Of other useful trees on this island and others on the Mainland, called ciguas.

Translated by Lucy Brown ’23

Ciguas[1] is an exceedingly convenient tree in these parts, because of its uses. Its leaves are fresh: its fruit is not good. What this tree, which is exceedingly large, is most useful for is for making shafts for gineta saddles,[2] because the wood is flexible and very light, and very good for making light-weight objects. And among the other uses for which this wood is very suitable material is for the most damaging thing that all the ingenuity of men has conceived and invented to curtail life and destroy buildings, walls, and strong houses through gunpowder. I have made His Majesty’s artillerymen in the fortress of this city of Santo Domingo on this island of Hispaniola experiment with coal made from this cigua; and the coal made from this tree is excellent and makes very singular gunpowder, and it is praised as the best to be found or had for the purposes I have described.


[1] Nectranda coriacea or lancewood.

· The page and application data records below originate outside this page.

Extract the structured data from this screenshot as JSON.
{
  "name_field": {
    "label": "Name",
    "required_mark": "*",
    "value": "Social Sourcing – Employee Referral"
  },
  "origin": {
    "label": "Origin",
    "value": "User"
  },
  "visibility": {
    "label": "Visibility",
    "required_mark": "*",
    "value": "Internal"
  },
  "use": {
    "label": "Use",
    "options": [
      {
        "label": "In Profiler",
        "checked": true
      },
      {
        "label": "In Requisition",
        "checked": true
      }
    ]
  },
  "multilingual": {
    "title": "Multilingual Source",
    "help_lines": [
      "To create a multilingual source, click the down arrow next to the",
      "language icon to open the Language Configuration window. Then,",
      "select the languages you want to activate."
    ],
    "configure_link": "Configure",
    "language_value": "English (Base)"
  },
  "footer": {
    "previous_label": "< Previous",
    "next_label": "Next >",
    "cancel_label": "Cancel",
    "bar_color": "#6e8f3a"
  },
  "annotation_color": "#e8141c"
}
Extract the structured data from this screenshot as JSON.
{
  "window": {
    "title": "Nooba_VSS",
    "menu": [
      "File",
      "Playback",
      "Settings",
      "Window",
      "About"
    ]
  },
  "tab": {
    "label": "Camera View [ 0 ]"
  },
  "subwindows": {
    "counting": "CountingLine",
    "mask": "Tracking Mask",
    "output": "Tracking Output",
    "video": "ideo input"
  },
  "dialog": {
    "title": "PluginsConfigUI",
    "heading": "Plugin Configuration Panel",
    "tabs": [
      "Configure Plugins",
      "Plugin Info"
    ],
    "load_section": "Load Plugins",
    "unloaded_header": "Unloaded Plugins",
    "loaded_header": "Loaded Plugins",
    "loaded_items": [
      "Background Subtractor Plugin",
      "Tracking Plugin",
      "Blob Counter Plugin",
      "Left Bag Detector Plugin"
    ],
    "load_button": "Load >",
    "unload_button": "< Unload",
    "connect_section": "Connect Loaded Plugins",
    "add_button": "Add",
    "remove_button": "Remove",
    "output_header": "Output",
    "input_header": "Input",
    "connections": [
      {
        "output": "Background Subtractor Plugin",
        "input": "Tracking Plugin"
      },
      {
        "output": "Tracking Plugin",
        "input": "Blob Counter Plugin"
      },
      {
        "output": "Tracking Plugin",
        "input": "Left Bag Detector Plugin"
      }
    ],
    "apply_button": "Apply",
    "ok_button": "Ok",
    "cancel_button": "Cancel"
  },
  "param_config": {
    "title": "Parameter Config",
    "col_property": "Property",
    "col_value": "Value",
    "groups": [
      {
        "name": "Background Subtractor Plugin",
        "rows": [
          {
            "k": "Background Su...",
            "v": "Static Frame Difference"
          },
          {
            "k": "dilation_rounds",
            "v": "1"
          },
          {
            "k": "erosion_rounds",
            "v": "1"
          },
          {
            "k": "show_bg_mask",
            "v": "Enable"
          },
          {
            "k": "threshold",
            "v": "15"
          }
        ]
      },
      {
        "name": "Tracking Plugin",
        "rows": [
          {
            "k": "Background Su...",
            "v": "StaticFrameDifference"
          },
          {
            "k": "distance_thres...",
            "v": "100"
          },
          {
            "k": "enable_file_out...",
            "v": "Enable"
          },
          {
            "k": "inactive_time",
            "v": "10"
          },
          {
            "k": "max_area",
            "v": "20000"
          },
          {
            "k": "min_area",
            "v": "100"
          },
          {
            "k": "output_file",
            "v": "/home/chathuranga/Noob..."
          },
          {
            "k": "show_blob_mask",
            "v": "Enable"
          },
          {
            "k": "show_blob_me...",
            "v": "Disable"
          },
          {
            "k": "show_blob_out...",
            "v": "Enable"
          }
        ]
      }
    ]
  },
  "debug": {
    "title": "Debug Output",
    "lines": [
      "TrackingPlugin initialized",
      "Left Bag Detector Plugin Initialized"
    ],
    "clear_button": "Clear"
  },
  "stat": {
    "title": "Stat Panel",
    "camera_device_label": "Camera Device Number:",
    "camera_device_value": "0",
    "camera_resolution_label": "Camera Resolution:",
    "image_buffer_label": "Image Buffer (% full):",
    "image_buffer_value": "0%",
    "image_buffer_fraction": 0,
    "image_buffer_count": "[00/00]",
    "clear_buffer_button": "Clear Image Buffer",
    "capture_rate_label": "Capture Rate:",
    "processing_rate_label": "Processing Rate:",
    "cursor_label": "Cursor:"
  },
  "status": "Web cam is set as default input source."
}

[2] Gineta was a style of horse riding with shortened stirrups originally developed in North Africa and brought by the Spanish colonizers to the new world.